Around a year ago it was widely reported that some miscreants had cut off a branch of the Bodhi tree. The Nitish Kumar-led government was quick in issuing a denial.
However, after a hue and cry over the incident worldwide, the state government got samples collected from the cut area on the tree and sent it to a Pune based forest laboratory to ascertain the truth.
Ironically, nearly 11 months after, the laboratory report is yet to be made public. The Gaya district administration said the report was awaited. Some Buddhist monks suspect that the government is trying to hide truth.
"My complaint was supported by an affidavit filed by Deepak Malakar, a gardener of the temple, who used to look after the Bodhi tree," Brahmachari said.
In his affidavit, Malakar claimed that he cut off a branch of the tree on July 10, 2006, allegedly on the order of Bahadant Bodhipal, the temple chief priest, and carried it to his residence.
Brahmachari has accused top temple officials, including the ex-officio chairman, secretary Kalicharan Yadav, chief priest Bahadant Bodhipal and the Gaya district magistrate, of trying to temper with Malakar's affidavit. "These powerful people are doing everything to frighten Malakar to change his mind over the issue and police have even raided his house," Brahmachari claimed.
Brahamchari, who has been spearheading a campaign against the mushrooming of fake NGOs in Bodh Gaya, said that last week when he went to the police station to file the criminal case the police refused to register it.

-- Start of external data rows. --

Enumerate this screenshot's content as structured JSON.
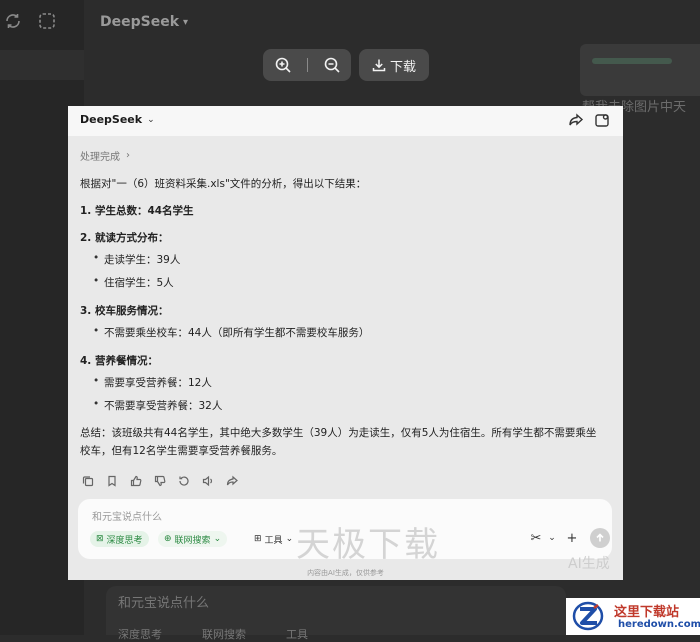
{
  "background": {
    "title": "DeepSeek",
    "right_text": "帮我去除图片中天",
    "bottom_input_placeholder": "和元宝说点什么",
    "bottom_chips": [
      "深度思考",
      "联网搜索",
      "工具"
    ]
  },
  "viewer": {
    "download_label": "下载"
  },
  "card": {
    "title": "DeepSeek",
    "status": "处理完成",
    "intro": "根据对\"一（6）班资料采集.xls\"文件的分析，得出以下结果：",
    "sections": [
      {
        "heading": "1. 学生总数：44名学生",
        "items": []
      },
      {
        "heading": "2. 就读方式分布：",
        "items": [
          "走读学生：39人",
          "住宿学生：5人"
        ]
      },
      {
        "heading": "3. 校车服务情况：",
        "items": [
          "不需要乘坐校车：44人（即所有学生都不需要校车服务）"
        ]
      },
      {
        "heading": "4. 营养餐情况：",
        "items": [
          "需要享受营养餐：12人",
          "不需要享受营养餐：32人"
        ]
      }
    ],
    "summary": "总结：该班级共有44名学生，其中绝大多数学生（39人）为走读生，仅有5人为住宿生。所有学生都不需要乘坐校车，但有12名学生需要享受营养餐服务。",
    "input": {
      "placeholder": "和元宝说点什么",
      "chip_deep": "深度思考",
      "chip_web": "联网搜索",
      "chip_tools": "工具"
    },
    "disclaimer": "内容由AI生成，仅供参考"
  },
  "watermark": {
    "main": "天极下载",
    "ai": "AI生成"
  },
  "corner_logo": {
    "cn": "这里下载站",
    "en": "heredown.com"
  }
}
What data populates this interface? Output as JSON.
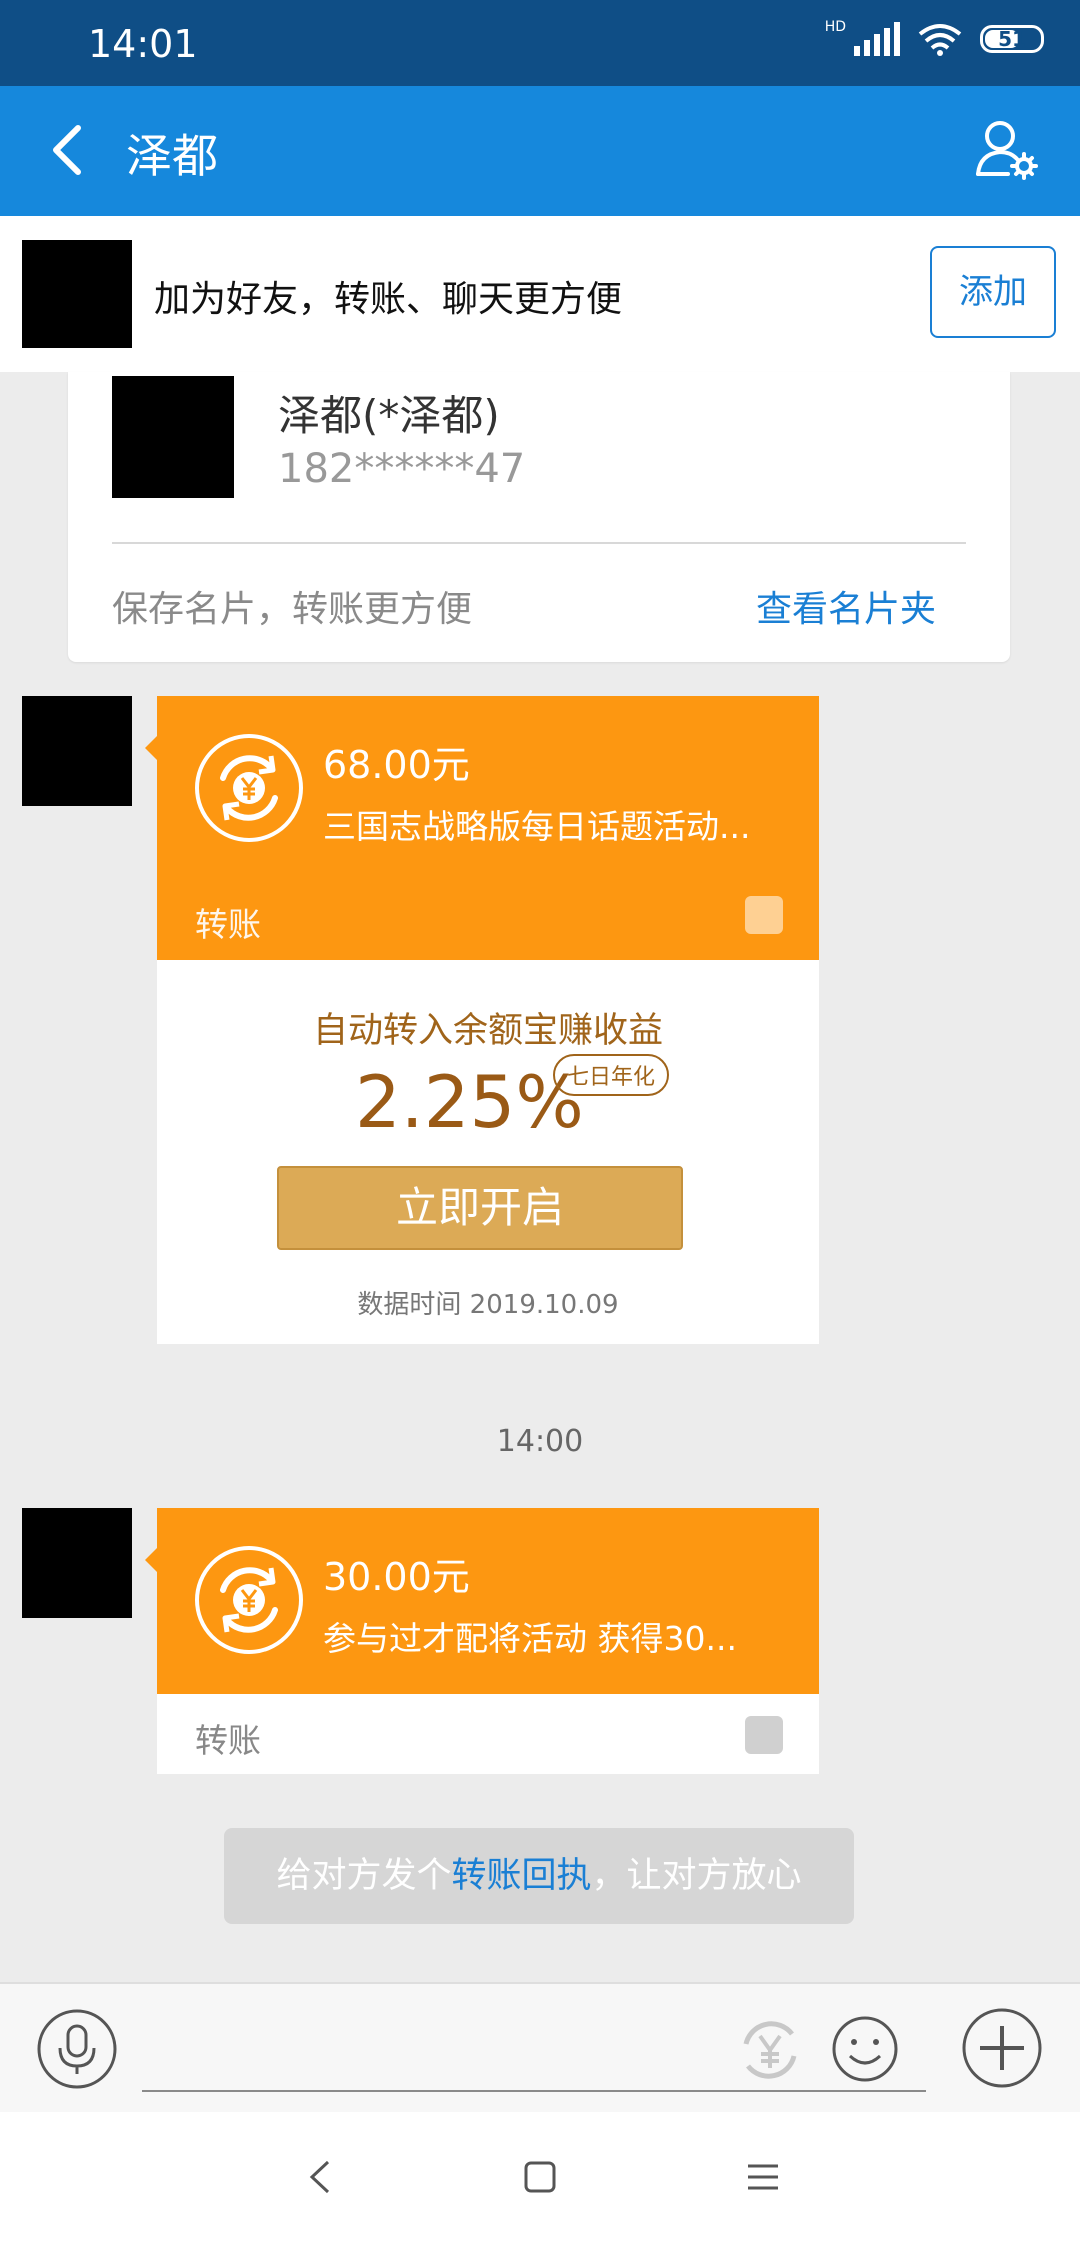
{
  "status_bar": {
    "time": "14:01",
    "network": "HD",
    "battery": "51"
  },
  "header": {
    "title": "泽都"
  },
  "friend_banner": {
    "text": "加为好友，转账、聊天更方便",
    "add_label": "添加"
  },
  "name_card": {
    "name": "泽都(*泽都)",
    "phone": "182******47",
    "save_text": "保存名片，转账更方便",
    "view_link": "查看名片夹"
  },
  "messages": [
    {
      "amount": "68.00元",
      "description": "三国志战略版每日话题活动...",
      "type_label": "转账",
      "promo": {
        "headline": "自动转入余额宝赚收益",
        "rate": "2.25%",
        "badge": "七日年化",
        "button": "立即开启",
        "data_time": "数据时间 2019.10.09"
      }
    },
    {
      "timestamp": "14:00",
      "amount": "30.00元",
      "description": "参与过才配将活动 获得30...",
      "type_label": "转账"
    }
  ],
  "receipt_hint": {
    "prefix": "给对方发个",
    "link": "转账回执",
    "suffix": "，让对方放心"
  },
  "colors": {
    "accent": "#1688dc",
    "transfer": "#fd9711",
    "status_bar": "#0f4e86"
  },
  "icons": [
    "back-arrow-icon",
    "profile-settings-icon",
    "transfer-coin-icon",
    "alipay-icon",
    "microphone-icon",
    "yen-transfer-icon",
    "emoji-icon",
    "plus-icon",
    "nav-back-icon",
    "nav-home-icon",
    "nav-menu-icon"
  ]
}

The Bodhi tree behind the Mahabodhi temple, which has grown from the original banyan tree under which Buddha attained enlightenment, saw new leaves after four years last year.
Last month IANS reported that the tree was threatened by an unknown disease. Hundreds of fresh leaves of the holy tree are falling off daily.
Brahamchari blamed the temple officials of negligence of the Bodhi tree.
Sources in Bodh Gaya said plant scientist A.K. Singh had suggested some corrective measures after examining the tree.
Thousands of Buddhist pilgrims from across the world carry back leaves from the tree.
An official of the Mahabodhi temple, which the Unesco has declared a World Heritage Site, said the Bodhi tree is the sixth regeneration of the original banyan tree.